--- ENTRIES SHOWN Enclosed Below ---

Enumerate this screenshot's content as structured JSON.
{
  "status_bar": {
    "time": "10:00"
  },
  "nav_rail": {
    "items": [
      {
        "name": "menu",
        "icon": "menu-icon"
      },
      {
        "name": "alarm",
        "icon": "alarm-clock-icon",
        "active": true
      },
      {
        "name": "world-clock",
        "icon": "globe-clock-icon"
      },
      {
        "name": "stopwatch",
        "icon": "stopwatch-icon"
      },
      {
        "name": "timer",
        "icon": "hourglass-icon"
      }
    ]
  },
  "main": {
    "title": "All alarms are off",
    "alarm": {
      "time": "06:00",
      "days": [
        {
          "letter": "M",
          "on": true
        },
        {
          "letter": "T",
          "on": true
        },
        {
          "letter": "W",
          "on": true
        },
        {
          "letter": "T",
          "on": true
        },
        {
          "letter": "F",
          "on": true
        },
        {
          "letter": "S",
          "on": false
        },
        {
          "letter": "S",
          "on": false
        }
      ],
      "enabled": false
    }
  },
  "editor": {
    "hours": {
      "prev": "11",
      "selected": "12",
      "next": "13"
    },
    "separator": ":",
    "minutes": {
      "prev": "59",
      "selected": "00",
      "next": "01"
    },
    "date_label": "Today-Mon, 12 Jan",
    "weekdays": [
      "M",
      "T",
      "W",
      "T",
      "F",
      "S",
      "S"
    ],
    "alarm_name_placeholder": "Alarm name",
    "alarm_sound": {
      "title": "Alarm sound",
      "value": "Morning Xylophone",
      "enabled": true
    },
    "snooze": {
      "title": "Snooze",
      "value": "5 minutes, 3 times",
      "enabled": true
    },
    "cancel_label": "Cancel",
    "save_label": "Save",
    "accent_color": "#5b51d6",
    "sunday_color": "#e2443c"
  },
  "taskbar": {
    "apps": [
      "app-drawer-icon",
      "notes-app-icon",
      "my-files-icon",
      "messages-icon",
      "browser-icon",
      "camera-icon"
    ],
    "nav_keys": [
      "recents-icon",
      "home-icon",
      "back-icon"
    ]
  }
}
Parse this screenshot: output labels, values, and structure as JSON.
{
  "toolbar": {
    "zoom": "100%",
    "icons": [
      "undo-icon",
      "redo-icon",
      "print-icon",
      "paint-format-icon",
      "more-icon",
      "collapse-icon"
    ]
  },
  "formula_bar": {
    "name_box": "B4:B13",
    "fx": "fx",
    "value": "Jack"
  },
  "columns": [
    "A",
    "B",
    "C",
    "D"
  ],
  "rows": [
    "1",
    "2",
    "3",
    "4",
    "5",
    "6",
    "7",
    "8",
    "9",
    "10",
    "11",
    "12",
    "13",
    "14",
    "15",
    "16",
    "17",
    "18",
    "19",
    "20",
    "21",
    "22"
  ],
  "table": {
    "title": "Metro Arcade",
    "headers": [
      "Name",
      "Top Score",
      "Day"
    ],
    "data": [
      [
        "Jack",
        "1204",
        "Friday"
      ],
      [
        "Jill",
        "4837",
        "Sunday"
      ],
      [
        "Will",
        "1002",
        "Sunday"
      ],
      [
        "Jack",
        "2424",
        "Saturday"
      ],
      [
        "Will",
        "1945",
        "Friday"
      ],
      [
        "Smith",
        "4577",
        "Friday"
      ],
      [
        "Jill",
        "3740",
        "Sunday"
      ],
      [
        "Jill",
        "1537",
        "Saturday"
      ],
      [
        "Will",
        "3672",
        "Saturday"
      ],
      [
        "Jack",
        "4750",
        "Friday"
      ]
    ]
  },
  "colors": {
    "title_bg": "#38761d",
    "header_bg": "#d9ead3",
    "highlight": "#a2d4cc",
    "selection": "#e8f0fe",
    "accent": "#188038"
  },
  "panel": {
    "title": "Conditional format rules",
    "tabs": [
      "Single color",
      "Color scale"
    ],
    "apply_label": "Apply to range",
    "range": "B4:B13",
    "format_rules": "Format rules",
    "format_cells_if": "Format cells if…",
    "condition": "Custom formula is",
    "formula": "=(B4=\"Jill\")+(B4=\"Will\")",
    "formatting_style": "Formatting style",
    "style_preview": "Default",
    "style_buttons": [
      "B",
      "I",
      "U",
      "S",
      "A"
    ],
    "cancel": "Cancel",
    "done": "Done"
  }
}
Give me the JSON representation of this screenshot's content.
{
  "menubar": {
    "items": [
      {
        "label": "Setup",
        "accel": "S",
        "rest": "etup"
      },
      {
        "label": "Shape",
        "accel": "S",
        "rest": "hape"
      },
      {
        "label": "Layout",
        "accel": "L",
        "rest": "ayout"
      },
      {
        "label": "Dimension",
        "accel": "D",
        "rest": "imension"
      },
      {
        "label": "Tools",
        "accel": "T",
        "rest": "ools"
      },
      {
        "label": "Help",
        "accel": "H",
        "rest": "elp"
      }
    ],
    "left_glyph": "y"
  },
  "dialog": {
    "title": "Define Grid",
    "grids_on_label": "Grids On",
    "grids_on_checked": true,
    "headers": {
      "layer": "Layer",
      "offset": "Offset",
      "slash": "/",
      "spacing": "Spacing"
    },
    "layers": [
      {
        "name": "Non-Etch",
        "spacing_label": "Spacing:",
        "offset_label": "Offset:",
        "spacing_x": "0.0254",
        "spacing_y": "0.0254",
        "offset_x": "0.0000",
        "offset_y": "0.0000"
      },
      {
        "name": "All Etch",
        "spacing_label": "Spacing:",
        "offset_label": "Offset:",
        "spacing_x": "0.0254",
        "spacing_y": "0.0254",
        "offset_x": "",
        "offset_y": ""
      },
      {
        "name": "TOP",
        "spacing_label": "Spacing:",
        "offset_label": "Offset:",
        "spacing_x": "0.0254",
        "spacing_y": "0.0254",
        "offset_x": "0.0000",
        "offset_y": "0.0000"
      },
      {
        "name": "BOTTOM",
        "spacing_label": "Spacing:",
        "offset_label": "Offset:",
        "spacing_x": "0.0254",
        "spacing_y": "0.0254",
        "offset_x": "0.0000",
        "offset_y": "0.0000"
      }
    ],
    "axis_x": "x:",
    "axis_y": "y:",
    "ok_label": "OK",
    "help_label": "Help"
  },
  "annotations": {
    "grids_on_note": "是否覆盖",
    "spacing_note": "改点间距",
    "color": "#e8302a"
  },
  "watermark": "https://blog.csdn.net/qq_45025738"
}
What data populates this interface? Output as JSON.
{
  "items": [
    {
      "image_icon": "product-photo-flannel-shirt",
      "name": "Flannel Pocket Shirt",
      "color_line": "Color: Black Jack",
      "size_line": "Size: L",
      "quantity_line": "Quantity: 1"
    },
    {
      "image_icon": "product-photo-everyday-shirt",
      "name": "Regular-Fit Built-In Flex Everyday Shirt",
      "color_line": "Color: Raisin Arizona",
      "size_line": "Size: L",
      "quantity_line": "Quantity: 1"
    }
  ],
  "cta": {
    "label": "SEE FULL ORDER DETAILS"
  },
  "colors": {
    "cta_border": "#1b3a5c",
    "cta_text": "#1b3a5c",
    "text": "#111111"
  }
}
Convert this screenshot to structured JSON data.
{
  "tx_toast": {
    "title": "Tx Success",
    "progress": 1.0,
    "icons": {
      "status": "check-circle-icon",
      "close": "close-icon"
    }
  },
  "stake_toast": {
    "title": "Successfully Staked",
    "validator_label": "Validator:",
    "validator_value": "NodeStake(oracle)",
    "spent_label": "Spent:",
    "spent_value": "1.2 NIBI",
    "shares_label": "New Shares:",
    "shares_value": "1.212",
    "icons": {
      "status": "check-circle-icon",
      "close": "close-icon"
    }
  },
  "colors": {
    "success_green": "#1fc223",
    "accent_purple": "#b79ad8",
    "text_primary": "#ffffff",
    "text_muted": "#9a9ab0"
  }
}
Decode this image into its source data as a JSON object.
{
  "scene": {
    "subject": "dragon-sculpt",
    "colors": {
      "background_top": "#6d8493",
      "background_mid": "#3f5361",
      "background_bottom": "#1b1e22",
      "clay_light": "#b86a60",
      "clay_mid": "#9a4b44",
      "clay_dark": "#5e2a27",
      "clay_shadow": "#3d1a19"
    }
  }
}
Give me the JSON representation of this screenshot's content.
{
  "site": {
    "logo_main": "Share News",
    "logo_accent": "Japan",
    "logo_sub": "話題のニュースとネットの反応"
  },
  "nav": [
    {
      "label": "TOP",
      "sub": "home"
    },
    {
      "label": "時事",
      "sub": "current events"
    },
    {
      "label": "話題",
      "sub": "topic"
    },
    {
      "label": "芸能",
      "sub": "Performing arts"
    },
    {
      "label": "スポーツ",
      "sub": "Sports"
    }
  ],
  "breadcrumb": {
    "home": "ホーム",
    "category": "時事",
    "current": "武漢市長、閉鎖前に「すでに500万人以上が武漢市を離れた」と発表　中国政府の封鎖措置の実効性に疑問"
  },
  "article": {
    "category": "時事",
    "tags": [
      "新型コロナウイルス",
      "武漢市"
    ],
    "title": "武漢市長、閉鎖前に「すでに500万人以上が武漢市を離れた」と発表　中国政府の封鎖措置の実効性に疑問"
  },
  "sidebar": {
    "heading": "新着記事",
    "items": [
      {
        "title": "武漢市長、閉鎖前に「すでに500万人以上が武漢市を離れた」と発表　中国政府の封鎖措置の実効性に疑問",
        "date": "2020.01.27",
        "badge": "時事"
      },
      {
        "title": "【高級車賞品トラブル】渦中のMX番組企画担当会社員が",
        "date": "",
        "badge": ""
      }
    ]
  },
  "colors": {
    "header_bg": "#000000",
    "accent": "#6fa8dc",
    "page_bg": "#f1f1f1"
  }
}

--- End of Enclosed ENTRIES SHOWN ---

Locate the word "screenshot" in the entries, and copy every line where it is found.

Enumerate this screenshot's content as structured JSON.
Parse this screenshot: output labels, values, and structure as JSON.
Give me the JSON representation of this screenshot's content.
Convert this screenshot to structured JSON data.
Give me the JSON representation of this screenshot's content.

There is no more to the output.